#### The records
== == ==

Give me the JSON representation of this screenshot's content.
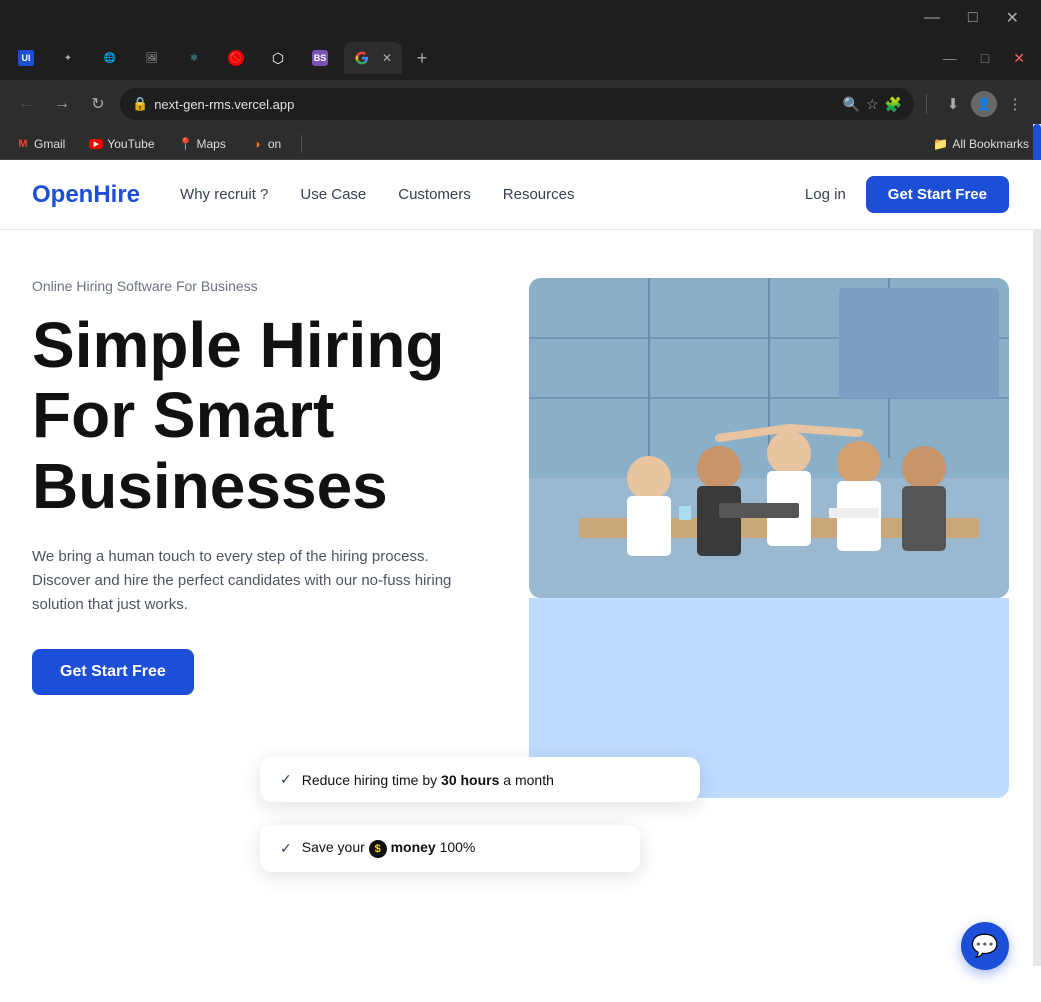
{
  "browser": {
    "tabs": [
      {
        "id": "t1",
        "favicon": "🟦",
        "label": "UI",
        "active": false
      },
      {
        "id": "t2",
        "favicon": "✦",
        "label": "",
        "active": false
      },
      {
        "id": "t3",
        "favicon": "🌐",
        "label": "",
        "active": false
      },
      {
        "id": "t4",
        "favicon": "🖼",
        "label": "",
        "active": false
      },
      {
        "id": "t5",
        "favicon": "⚛",
        "label": "",
        "active": false
      },
      {
        "id": "t6",
        "favicon": "🚫",
        "label": "",
        "active": false
      },
      {
        "id": "t7",
        "favicon": "⬡",
        "label": "",
        "active": false
      },
      {
        "id": "t8",
        "favicon": "BS",
        "label": "BS",
        "active": false
      },
      {
        "id": "t9",
        "favicon": "G",
        "label": "",
        "active": true,
        "hasClose": true
      }
    ],
    "address": "next-gen-rms.vercel.app",
    "bookmarks": [
      {
        "label": "Gmail",
        "favicon": "M",
        "color": "#EA4335"
      },
      {
        "label": "YouTube",
        "favicon": "▶",
        "color": "#FF0000"
      },
      {
        "label": "Maps",
        "favicon": "📍",
        "color": "#34A853"
      },
      {
        "label": "on",
        "favicon": "○",
        "color": "#f97316"
      }
    ],
    "all_bookmarks": "All Bookmarks",
    "window_controls": {
      "minimize": "—",
      "maximize": "□",
      "close": "✕"
    }
  },
  "navbar": {
    "logo_open": "Open",
    "logo_hire": "Hire",
    "links": [
      {
        "label": "Why recruit ?"
      },
      {
        "label": "Use Case"
      },
      {
        "label": "Customers"
      },
      {
        "label": "Resources"
      }
    ],
    "login": "Log in",
    "cta": "Get Start Free"
  },
  "hero": {
    "subtitle": "Online Hiring Software For Business",
    "title": "Simple Hiring For Smart Businesses",
    "description": "We bring a human touch to every step of the hiring process. Discover and hire the perfect candidates with our no-fuss hiring solution that just works.",
    "cta": "Get Start Free"
  },
  "tooltips": [
    {
      "check": "✓",
      "text_before": "Reduce hiring time by ",
      "bold": "30 hours",
      "text_after": " a month"
    },
    {
      "check": "✓",
      "text_before": "Save your ",
      "money_icon": "$",
      "bold": "money",
      "text_after": " 100%"
    }
  ],
  "scrollbar": {
    "accent": "#1d4ed8"
  }
}
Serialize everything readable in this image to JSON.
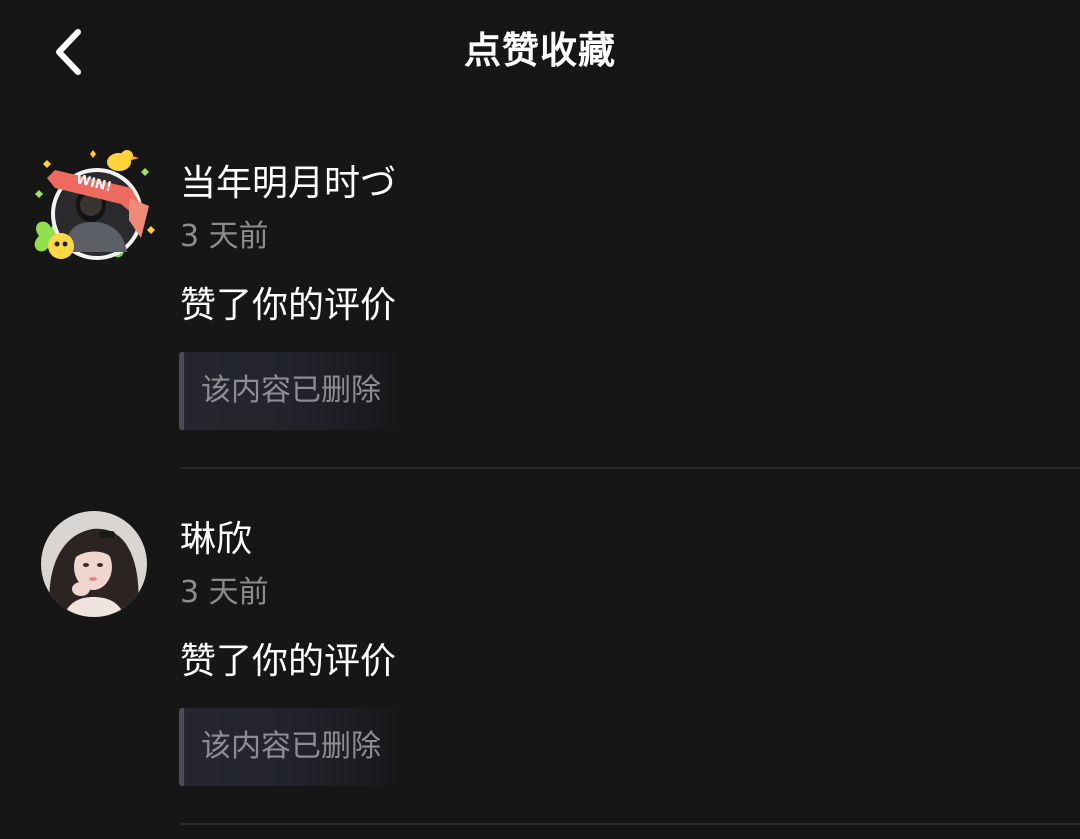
{
  "header": {
    "title": "点赞收藏",
    "back_icon": "chevron-left-icon"
  },
  "notifications": [
    {
      "username": "当年明月时づ",
      "time": "3 天前",
      "action": "赞了你的评价",
      "quoted": "该内容已删除",
      "avatar_text": "WIN!"
    },
    {
      "username": "琳欣",
      "time": "3 天前",
      "action": "赞了你的评价",
      "quoted": "该内容已删除"
    }
  ],
  "colors": {
    "background": "#161616",
    "primary_text": "#ffffff",
    "secondary_text": "#8c8c8c",
    "quote_background": "#25262d",
    "divider": "#2a2a2a"
  }
}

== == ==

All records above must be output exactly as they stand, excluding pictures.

#### Solution for this exercise
Give me the JSON representation of this screenshot's content.
{
  "browser": {
    "tabs": [
      {
        "id": "t1",
        "favicon": "🟦",
        "label": "UI",
        "active": false
      },
      {
        "id": "t2",
        "favicon": "✦",
        "label": "",
        "active": false
      },
      {
        "id": "t3",
        "favicon": "🌐",
        "label": "",
        "active": false
      },
      {
        "id": "t4",
        "favicon": "🖼",
        "label": "",
        "active": false
      },
      {
        "id": "t5",
        "favicon": "⚛",
        "label": "",
        "active": false
      },
      {
        "id": "t6",
        "favicon": "🚫",
        "label": "",
        "active": false
      },
      {
        "id": "t7",
        "favicon": "⬡",
        "label": "",
        "active": false
      },
      {
        "id": "t8",
        "favicon": "BS",
        "label": "BS",
        "active": false
      },
      {
        "id": "t9",
        "favicon": "G",
        "label": "",
        "active": true,
        "hasClose": true
      }
    ],
    "address": "next-gen-rms.vercel.app",
    "bookmarks": [
      {
        "label": "Gmail",
        "favicon": "M",
        "color": "#EA4335"
      },
      {
        "label": "YouTube",
        "favicon": "▶",
        "color": "#FF0000"
      },
      {
        "label": "Maps",
        "favicon": "📍",
        "color": "#34A853"
      },
      {
        "label": "on",
        "favicon": "○",
        "color": "#f97316"
      }
    ],
    "all_bookmarks": "All Bookmarks",
    "window_controls": {
      "minimize": "—",
      "maximize": "□",
      "close": "✕"
    }
  },
  "navbar": {
    "logo_open": "Open",
    "logo_hire": "Hire",
    "links": [
      {
        "label": "Why recruit ?"
      },
      {
        "label": "Use Case"
      },
      {
        "label": "Customers"
      },
      {
        "label": "Resources"
      }
    ],
    "login": "Log in",
    "cta": "Get Start Free"
  },
  "hero": {
    "subtitle": "Online Hiring Software For Business",
    "title": "Simple Hiring For Smart Businesses",
    "description": "We bring a human touch to every step of the hiring process. Discover and hire the perfect candidates with our no-fuss hiring solution that just works.",
    "cta": "Get Start Free"
  },
  "tooltips": [
    {
      "check": "✓",
      "text_before": "Reduce hiring time by ",
      "bold": "30 hours",
      "text_after": " a month"
    },
    {
      "check": "✓",
      "text_before": "Save your ",
      "money_icon": "$",
      "bold": "money",
      "text_after": " 100%"
    }
  ],
  "scrollbar": {
    "accent": "#1d4ed8"
  }
}
Serialize everything readable in this image to JSON.
{
  "header": {
    "title": "点赞收藏",
    "back_icon": "chevron-left-icon"
  },
  "notifications": [
    {
      "username": "当年明月时づ",
      "time": "3 天前",
      "action": "赞了你的评价",
      "quoted": "该内容已删除",
      "avatar_text": "WIN!"
    },
    {
      "username": "琳欣",
      "time": "3 天前",
      "action": "赞了你的评价",
      "quoted": "该内容已删除"
    }
  ],
  "colors": {
    "background": "#161616",
    "primary_text": "#ffffff",
    "secondary_text": "#8c8c8c",
    "quote_background": "#25262d",
    "divider": "#2a2a2a"
  }
}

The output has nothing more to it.